What about the more technical aspects of rendering, like value, line quality, basic perspective, etc, which I'm still trying to learn on my own. Do they teach that too or are these the kinds of things that incoming students are expected to know before they get there?
I get the sense that art center focuses on design and concept and ideating because its incoming students are already masters of rendering and observational drawing. Please correct me if I'm wrong.
you're not expected to be a master of any of that coming in, you get good via doing it over and over and so you will be made to do it over and over. You either get Perspective as a studio first term or can try and sneak into a viscom1 class which will teach you more than just perspective class would but is a lot more work. Also for illustration Creative Perspective for Entertainment with Robert Hunt that is apparently pretty solid and just started up. Thomas Bertling and Gary Meyer are also amazing perspective instructors at ACCD. As to line quality, no one is going to teach you that, it just comes from practice and more practice, closest you likely ever get is Dynamic Sketching for Illustration with Norm Scheurman that will get you really comfortable drawing in pen but that's like a 4th+ term class and pretty demanding. If you expect to be doing a lot of designing and fairly fancy work early on, illustration is not the department for you, it's very foundation oriented for the first 3 terms or so then starts to open up.
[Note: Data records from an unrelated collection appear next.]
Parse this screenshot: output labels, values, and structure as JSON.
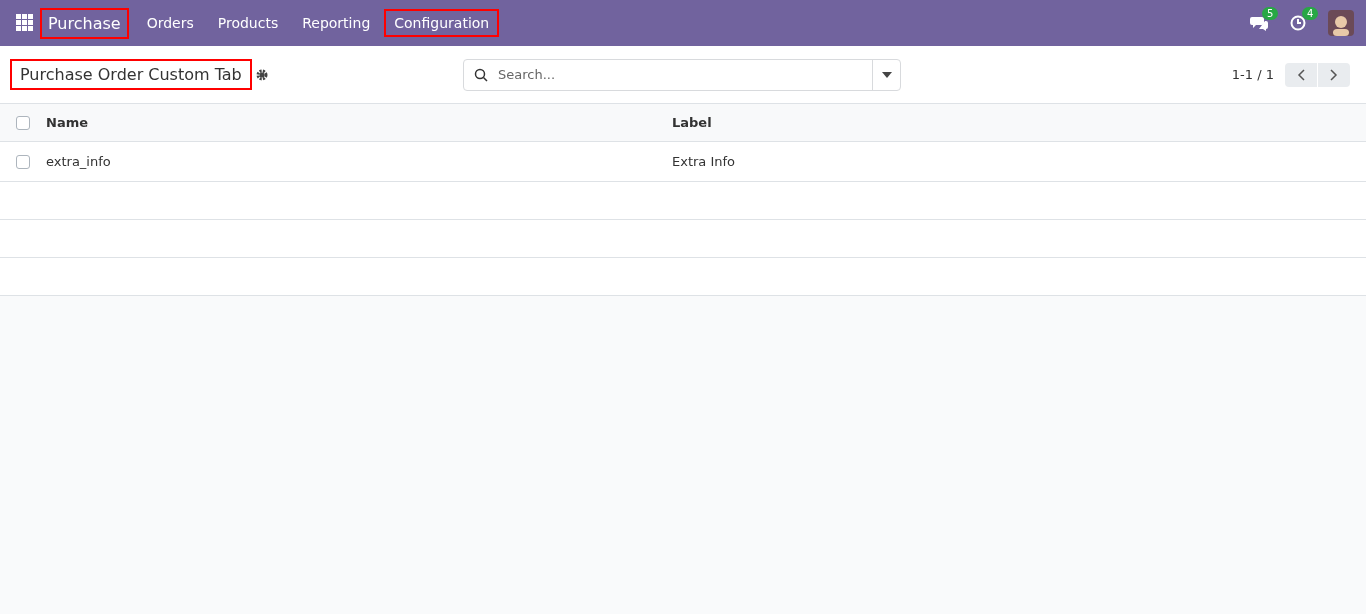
{
  "navbar": {
    "app": {
      "label": "Purchase",
      "highlighted": true
    },
    "menu": [
      {
        "label": "Orders",
        "highlighted": false
      },
      {
        "label": "Products",
        "highlighted": false
      },
      {
        "label": "Reporting",
        "highlighted": false
      },
      {
        "label": "Configuration",
        "highlighted": true
      }
    ],
    "messages_count": "5",
    "activities_count": "4"
  },
  "control_panel": {
    "title": {
      "label": "Purchase Order Custom Tab",
      "highlighted": true
    },
    "search": {
      "placeholder": "Search..."
    },
    "pager": "1-1 / 1"
  },
  "table": {
    "columns": [
      "Name",
      "Label"
    ],
    "all_checked": false,
    "rows": [
      {
        "checked": false,
        "cells": [
          "extra_info",
          "Extra Info"
        ]
      }
    ]
  }
}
Oh awesome. That is exactly what I needed to know. Thanks for the information.
i hear illustration majors can take viscom 1 instead of perspective.
is it true and have any of you illustration majors out there done it?
i understand i might have to fight for my spot in the class since all id majors have to take it for their first term.. but if i can i'll up and do it. D:
Platinumheart : sorry i did not see your reply, For the portfolio just think to yourself, If i were to make concepts for a story ina movie or game, how would you do it?(Visualize the world). Paul Kwon ( shiramune )'s portfolio... At first glance, yes its rendered decently.. but as i kept exploring, it just seems like he did what he was always used to, characters with similar faces, very plastic or rubber-like rendering with very subtle ambient front lighting, the armor and cloth look the same, I just don't see any form or structure in his portfolio, don't get me wrong, he has great concepts and a great artist, but i think its from lack of sketching and drawing in 3d. I also would like to see some environments ( which is an essential to your portfolio ), But i think he didn't do any, or didn't show any, because he probably rendered environments like he did with his characters, same technique, which.. isn't how environments look (my guess). I think if he studied and practiced more away from his style/technique, i think his art would look a lot better. I think an ideal portfolio would be Justin Oaksford's, he got a half ride. He goes by the name of 'Justin.' here on CA, his portfolio is somewhere in his sketchbook. 2 other people that posted their portfolios on the web are Danny Gardner and Robert simmons, It's on their blog, I'm sure their blog will pop up if you google it.
Hope that helps!
new student night on dec 2nd, anyone (new students of course) going? any new illustration students in here?